Tesla CEO Elon Musk, who is a staunch critic of unregulated artificial intelligence (AI), has now hired the technology, turning AI into a subordinate that "reports directly" to him daily.
Musk, who has crossed swords with Facebook CEO Mark Zuckerberg and former Alibaba Chairman Jack Ma over the role of AI, is finally giving the technology some space, like in his startup Neuralink that is creating a brain-machine interface.
Tagging Lex Fridman, popular host of the Artificial Intelligence podcast on YouTube, Musk tweeted: "At Tesla, using AI to solve self-driving isn't just icing on the cake, it the cake" @lexfridman
"Join AI at Tesla! It reports directly to me & we meet/email/text almost every day.

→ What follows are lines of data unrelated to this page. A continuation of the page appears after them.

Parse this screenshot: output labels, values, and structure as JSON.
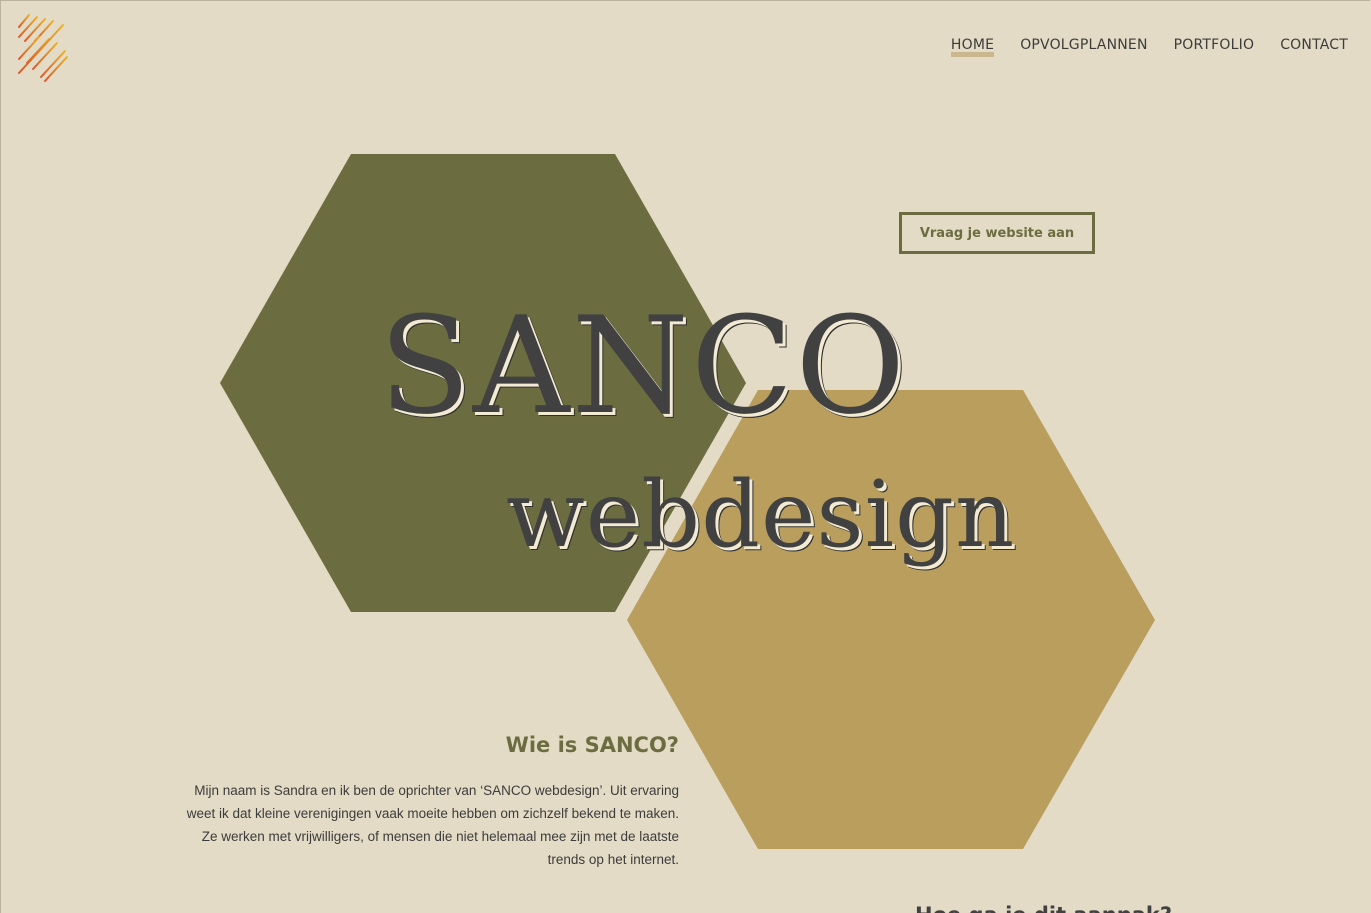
{
  "nav": {
    "items": [
      {
        "label": "HOME",
        "active": true
      },
      {
        "label": "OPVOLGPLANNEN",
        "active": false
      },
      {
        "label": "PORTFOLIO",
        "active": false
      },
      {
        "label": "CONTACT",
        "active": false
      }
    ]
  },
  "hero": {
    "title": "SANCO",
    "subtitle": "webdesign",
    "cta_label": "Vraag je website aan"
  },
  "about": {
    "heading": "Wie is SANCO?",
    "text": "Mijn naam is Sandra en ik ben de oprichter van ‘SANCO webdesign’. Uit ervaring weet ik dat kleine verenigingen vaak moeite hebben om zichzelf bekend te maken. Ze werken met vrijwilligers, of mensen die niet helemaal mee zijn met de laatste trends op het internet."
  },
  "next_section": {
    "heading": "Hoe ga je dit aanpak?"
  },
  "colors": {
    "background": "#e3dbc6",
    "olive": "#6b6d40",
    "gold": "#b99e5e",
    "text_dark": "#414141",
    "nav_underline": "#cbb78d",
    "logo_yellow": "#e8b12b",
    "logo_orange": "#d9572a"
  },
  "icons": {
    "logo": "diagonal-stripes-logo-icon"
  }
}
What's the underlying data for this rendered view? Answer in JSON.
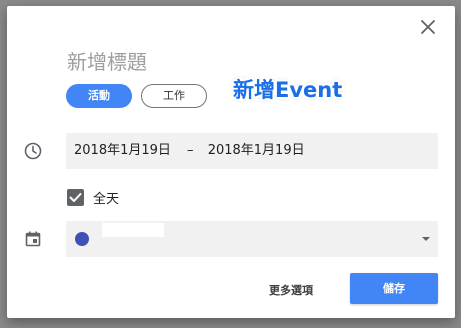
{
  "dialog": {
    "title_placeholder": "新增標題",
    "overlay_label": "新增Event",
    "tabs": [
      {
        "label": "活動",
        "active": true
      },
      {
        "label": "工作",
        "active": false
      }
    ],
    "date": {
      "start": "2018年1月19日",
      "separator": "–",
      "end": "2018年1月19日",
      "icon": "clock-icon"
    },
    "all_day": {
      "label": "全天",
      "checked": true
    },
    "calendar": {
      "icon": "calendar-icon",
      "color": "#3f51b5",
      "name": ""
    },
    "actions": {
      "more_options": "更多選項",
      "save": "儲存"
    },
    "close_icon": "close-icon"
  },
  "colors": {
    "accent": "#4285f4",
    "calendar": "#3f51b5",
    "backdrop": "#8a8a8a"
  }
}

My actions, not just words, show how critically I view (benign) AI," the Tesla CEO added.
For him, the AI he is using can only do 'benign' tasks and those jobs too are being evaluated critically by him.
Tesla is using advanced AI for vision and planning, supported by efficient use of inference hardware to achieve a general solution to full self-driving.
The company is building silicon chips that power its full self-driving software from the ground up, taking every small architectural and micro-architectural improvement into account while pushing hard to squeeze maximum silicon performance-per-watt.
The company is applying cutting-edge research to train deep neural networks on problems ranging from perception to control.
"Our per-camera networks analyse raw images to perform semantic segmentation, object detection and monocular depth estimation. Our birds-eye-view networks take video from all cameras to output the road layout, static infrastructure and 3D objects directly in the top-down view," says Tesla.
"Our networks learn from the most complicated and diverse scenarios in the world, iteratively sourced from our fleet of nearly 1 million vehicles in real time. A full build of Autopilot neural networks involves 48 networks that take 70,000 GPU hours to train. Together, they output 1,000 distinct tensors (predictions) at each timestep," the electric carmaker added.
The company is also developing core algorithms that drive the car by creating a high-fidelity representation of the world and planning trajectories in that space.
During a recent presentation about Neuralink's brain-machine interface technology, he said: "Even in a benign AI scenario, we will be left behind. [..] Hopefully, it is a benign scenario. But I think with a high-bandwidth brain-machine interface we can actually go along for the ride. And we can effectively have the option of merging with AI."